[Exercise directions]:
Write out every line of the data below exactly as given.

Stored entries:
□ □ □ □ □ □ □
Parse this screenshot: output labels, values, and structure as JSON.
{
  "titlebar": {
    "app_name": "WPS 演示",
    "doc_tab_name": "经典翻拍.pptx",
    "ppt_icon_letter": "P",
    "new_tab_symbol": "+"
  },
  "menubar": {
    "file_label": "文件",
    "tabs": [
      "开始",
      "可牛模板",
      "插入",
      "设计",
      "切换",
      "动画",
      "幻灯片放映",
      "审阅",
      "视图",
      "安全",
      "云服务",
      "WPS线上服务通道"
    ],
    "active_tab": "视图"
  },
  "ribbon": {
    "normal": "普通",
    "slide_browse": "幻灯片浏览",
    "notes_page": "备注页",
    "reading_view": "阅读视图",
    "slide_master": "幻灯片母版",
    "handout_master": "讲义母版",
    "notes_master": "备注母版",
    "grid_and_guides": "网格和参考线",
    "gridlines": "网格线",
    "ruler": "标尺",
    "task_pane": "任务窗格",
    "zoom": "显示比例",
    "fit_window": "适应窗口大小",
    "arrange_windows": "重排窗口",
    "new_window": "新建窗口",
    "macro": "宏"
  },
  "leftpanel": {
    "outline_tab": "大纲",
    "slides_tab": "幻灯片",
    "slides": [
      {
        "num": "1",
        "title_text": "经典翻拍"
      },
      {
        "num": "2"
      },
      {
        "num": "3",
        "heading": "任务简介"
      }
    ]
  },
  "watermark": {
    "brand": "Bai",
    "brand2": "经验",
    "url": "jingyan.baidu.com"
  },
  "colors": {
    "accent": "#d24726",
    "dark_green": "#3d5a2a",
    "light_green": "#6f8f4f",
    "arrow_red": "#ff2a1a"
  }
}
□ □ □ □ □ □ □
[Task result]:
Parse this screenshot: output labels, values, and structure as JSON.
{
  "titlebar": {
    "app_name": "WPS 演示",
    "doc_tab_name": "经典翻拍.pptx",
    "ppt_icon_letter": "P",
    "new_tab_symbol": "+"
  },
  "menubar": {
    "file_label": "文件",
    "tabs": [
      "开始",
      "可牛模板",
      "插入",
      "设计",
      "切换",
      "动画",
      "幻灯片放映",
      "审阅",
      "视图",
      "安全",
      "云服务",
      "WPS线上服务通道"
    ],
    "active_tab": "视图"
  },
  "ribbon": {
    "normal": "普通",
    "slide_browse": "幻灯片浏览",
    "notes_page": "备注页",
    "reading_view": "阅读视图",
    "slide_master": "幻灯片母版",
    "handout_master": "讲义母版",
    "notes_master": "备注母版",
    "grid_and_guides": "网格和参考线",
    "gridlines": "网格线",
    "ruler": "标尺",
    "task_pane": "任务窗格",
    "zoom": "显示比例",
    "fit_window": "适应窗口大小",
    "arrange_windows": "重排窗口",
    "new_window": "新建窗口",
    "macro": "宏"
  },
  "leftpanel": {
    "outline_tab": "大纲",
    "slides_tab": "幻灯片",
    "slides": [
      {
        "num": "1",
        "title_text": "经典翻拍"
      },
      {
        "num": "2"
      },
      {
        "num": "3",
        "heading": "任务简介"
      }
    ]
  },
  "watermark": {
    "brand": "Bai",
    "brand2": "经验",
    "url": "jingyan.baidu.com"
  },
  "colors": {
    "accent": "#d24726",
    "dark_green": "#3d5a2a",
    "light_green": "#6f8f4f",
    "arrow_red": "#ff2a1a"
  }
}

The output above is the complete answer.